Your assignment
Say how many lines in the records contain "متوسطة". The reply must consist of the number alone.

Input data Block Start

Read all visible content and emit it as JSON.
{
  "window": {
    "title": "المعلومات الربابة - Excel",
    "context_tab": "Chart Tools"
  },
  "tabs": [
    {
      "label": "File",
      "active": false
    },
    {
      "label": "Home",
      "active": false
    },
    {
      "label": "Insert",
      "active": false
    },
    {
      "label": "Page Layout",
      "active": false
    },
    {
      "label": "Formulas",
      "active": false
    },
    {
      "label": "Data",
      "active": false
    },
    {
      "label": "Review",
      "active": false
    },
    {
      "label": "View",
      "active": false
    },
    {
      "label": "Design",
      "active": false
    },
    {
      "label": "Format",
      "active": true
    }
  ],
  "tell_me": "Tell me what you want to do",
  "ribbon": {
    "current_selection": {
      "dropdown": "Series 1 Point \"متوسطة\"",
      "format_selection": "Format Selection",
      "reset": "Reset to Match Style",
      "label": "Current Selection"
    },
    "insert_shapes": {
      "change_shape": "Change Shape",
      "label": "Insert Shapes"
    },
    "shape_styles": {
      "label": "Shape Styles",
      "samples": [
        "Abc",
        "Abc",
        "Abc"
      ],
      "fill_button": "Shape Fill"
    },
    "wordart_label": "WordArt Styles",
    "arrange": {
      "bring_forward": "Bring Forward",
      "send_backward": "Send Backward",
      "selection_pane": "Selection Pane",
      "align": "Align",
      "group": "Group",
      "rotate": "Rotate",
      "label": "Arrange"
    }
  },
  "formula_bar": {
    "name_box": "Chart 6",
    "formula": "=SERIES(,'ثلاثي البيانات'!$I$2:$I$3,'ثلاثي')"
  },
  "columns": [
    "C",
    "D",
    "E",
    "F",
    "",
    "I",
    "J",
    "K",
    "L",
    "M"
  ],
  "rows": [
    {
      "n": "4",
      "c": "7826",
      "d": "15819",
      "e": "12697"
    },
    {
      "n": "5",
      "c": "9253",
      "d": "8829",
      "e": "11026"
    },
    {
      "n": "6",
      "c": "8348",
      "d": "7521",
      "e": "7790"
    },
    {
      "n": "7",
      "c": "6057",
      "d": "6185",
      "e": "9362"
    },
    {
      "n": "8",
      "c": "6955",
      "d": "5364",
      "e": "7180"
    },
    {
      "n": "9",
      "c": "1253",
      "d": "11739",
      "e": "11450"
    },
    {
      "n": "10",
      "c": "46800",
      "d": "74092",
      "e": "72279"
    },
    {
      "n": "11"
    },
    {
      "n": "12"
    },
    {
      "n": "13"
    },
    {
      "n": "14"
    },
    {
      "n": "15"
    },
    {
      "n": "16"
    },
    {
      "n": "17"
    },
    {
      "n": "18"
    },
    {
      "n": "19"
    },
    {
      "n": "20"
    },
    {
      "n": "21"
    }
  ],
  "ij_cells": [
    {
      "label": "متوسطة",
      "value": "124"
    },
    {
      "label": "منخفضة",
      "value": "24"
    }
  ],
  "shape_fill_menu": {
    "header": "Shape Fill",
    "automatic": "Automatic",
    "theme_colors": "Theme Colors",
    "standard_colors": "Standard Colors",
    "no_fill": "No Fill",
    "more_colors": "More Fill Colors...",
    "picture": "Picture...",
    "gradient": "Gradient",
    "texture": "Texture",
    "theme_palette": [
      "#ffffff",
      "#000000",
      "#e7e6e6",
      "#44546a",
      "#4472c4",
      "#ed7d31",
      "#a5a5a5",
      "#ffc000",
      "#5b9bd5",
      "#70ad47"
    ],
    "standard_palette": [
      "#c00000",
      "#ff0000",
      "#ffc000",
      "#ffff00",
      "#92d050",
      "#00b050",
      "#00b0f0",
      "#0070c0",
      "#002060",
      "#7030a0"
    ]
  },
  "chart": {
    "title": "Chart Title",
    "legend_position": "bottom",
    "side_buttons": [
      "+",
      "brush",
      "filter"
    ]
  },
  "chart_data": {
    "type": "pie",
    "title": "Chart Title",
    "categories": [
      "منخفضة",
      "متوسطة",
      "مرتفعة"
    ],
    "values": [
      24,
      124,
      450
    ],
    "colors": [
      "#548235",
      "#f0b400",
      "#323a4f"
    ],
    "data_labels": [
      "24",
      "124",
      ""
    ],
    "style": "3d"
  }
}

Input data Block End

Result
3